Stored entries
::::

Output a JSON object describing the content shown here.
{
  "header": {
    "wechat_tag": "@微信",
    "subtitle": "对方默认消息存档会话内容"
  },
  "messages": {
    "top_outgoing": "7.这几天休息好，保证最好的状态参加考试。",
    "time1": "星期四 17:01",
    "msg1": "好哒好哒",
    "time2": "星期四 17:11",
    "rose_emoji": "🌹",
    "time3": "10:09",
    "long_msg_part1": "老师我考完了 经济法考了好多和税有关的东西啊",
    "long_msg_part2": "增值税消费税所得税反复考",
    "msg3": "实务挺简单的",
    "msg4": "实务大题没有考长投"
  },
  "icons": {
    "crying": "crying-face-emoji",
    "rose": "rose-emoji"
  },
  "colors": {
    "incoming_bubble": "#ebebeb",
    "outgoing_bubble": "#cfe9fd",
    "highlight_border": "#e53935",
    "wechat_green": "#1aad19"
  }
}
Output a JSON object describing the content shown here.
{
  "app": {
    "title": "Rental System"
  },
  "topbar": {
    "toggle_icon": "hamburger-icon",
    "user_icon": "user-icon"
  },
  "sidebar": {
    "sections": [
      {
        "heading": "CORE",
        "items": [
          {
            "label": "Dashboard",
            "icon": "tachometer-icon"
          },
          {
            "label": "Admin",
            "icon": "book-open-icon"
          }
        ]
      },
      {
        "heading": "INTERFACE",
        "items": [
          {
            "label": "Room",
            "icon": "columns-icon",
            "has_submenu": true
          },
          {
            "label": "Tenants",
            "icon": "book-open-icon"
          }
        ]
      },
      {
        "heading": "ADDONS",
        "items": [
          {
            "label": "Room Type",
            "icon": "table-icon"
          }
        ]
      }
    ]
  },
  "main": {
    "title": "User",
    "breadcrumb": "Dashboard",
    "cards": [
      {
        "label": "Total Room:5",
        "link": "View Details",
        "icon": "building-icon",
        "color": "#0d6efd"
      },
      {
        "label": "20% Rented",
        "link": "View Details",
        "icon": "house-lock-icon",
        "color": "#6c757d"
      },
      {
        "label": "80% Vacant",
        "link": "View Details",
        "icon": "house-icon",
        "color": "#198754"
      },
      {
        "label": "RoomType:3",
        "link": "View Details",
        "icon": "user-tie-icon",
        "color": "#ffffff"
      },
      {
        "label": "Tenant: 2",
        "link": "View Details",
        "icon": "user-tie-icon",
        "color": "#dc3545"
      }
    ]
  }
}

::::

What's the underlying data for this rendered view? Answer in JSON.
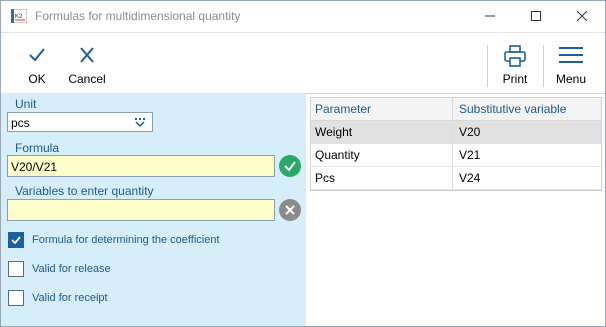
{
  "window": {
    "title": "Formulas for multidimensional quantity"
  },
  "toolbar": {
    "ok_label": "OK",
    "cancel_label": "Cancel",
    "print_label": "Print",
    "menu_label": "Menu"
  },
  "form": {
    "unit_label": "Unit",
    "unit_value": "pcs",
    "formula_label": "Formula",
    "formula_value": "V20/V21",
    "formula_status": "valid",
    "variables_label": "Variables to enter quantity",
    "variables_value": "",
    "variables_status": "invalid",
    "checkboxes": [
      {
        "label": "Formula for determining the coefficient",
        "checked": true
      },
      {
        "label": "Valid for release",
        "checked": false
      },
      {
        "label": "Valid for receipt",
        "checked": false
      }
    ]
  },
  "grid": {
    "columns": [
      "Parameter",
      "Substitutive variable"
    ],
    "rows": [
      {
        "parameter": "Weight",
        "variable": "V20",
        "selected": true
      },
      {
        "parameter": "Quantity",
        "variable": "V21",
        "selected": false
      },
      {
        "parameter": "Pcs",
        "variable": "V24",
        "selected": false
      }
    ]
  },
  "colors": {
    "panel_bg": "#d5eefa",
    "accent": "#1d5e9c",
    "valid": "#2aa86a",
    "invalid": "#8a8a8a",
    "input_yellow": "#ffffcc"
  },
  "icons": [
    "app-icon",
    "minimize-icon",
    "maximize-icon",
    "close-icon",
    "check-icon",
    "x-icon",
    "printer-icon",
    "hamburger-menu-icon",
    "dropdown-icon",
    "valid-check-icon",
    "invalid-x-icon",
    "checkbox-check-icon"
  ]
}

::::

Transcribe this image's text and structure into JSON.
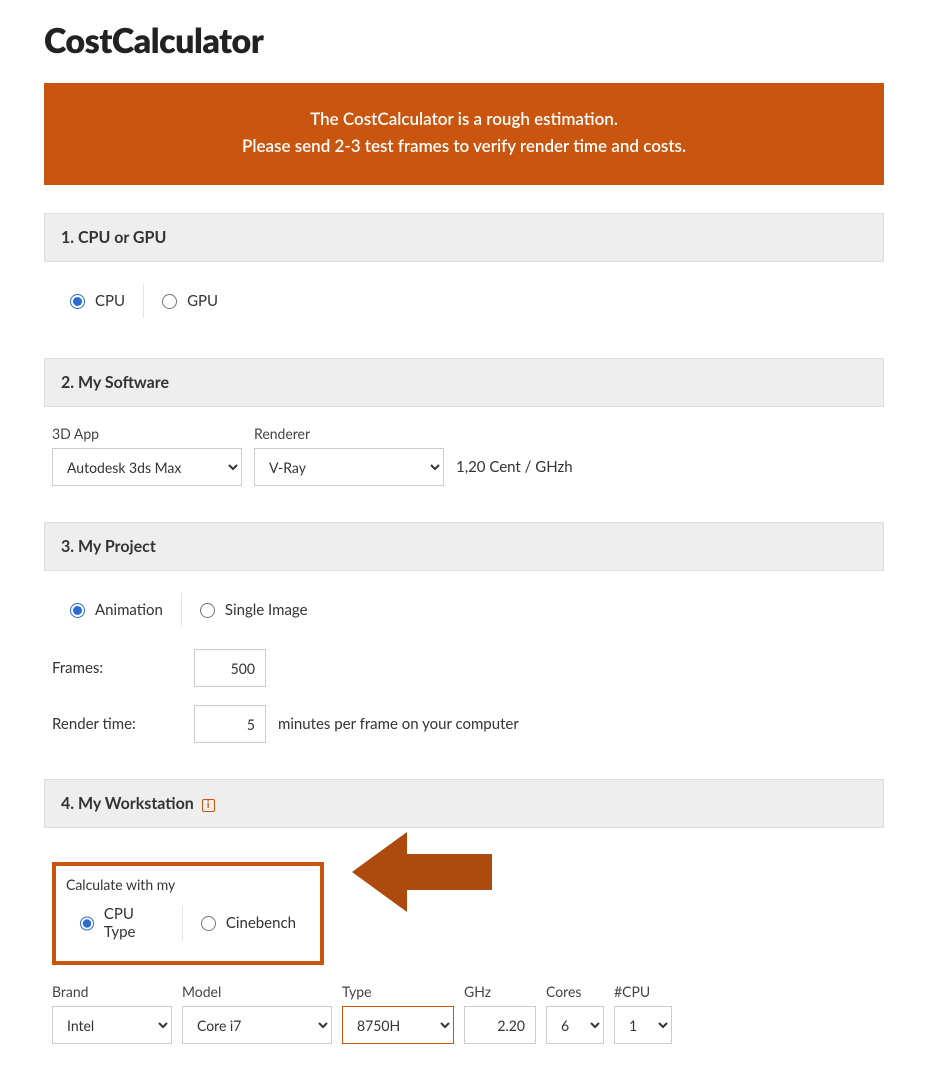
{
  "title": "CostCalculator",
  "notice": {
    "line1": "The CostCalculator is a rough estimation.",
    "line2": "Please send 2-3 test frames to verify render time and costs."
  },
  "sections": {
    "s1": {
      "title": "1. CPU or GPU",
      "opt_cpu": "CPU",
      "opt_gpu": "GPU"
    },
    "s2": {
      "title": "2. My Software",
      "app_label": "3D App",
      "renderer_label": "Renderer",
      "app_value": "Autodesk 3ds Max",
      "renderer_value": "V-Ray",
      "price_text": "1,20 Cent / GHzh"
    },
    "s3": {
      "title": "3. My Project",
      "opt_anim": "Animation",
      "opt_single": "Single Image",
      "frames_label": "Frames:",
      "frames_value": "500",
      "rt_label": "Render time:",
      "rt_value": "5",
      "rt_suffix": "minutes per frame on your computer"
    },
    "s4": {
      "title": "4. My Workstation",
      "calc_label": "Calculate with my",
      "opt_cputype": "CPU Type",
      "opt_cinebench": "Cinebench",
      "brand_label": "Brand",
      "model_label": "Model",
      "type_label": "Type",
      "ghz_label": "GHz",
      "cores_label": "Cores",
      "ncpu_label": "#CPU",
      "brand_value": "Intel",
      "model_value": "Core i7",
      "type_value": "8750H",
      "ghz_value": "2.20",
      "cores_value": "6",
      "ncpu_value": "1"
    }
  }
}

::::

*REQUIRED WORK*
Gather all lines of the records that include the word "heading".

*EXERCISE RESPONSE*
        "heading": "CORE",
        "heading": "INTERFACE",
        "heading": "ADDONS",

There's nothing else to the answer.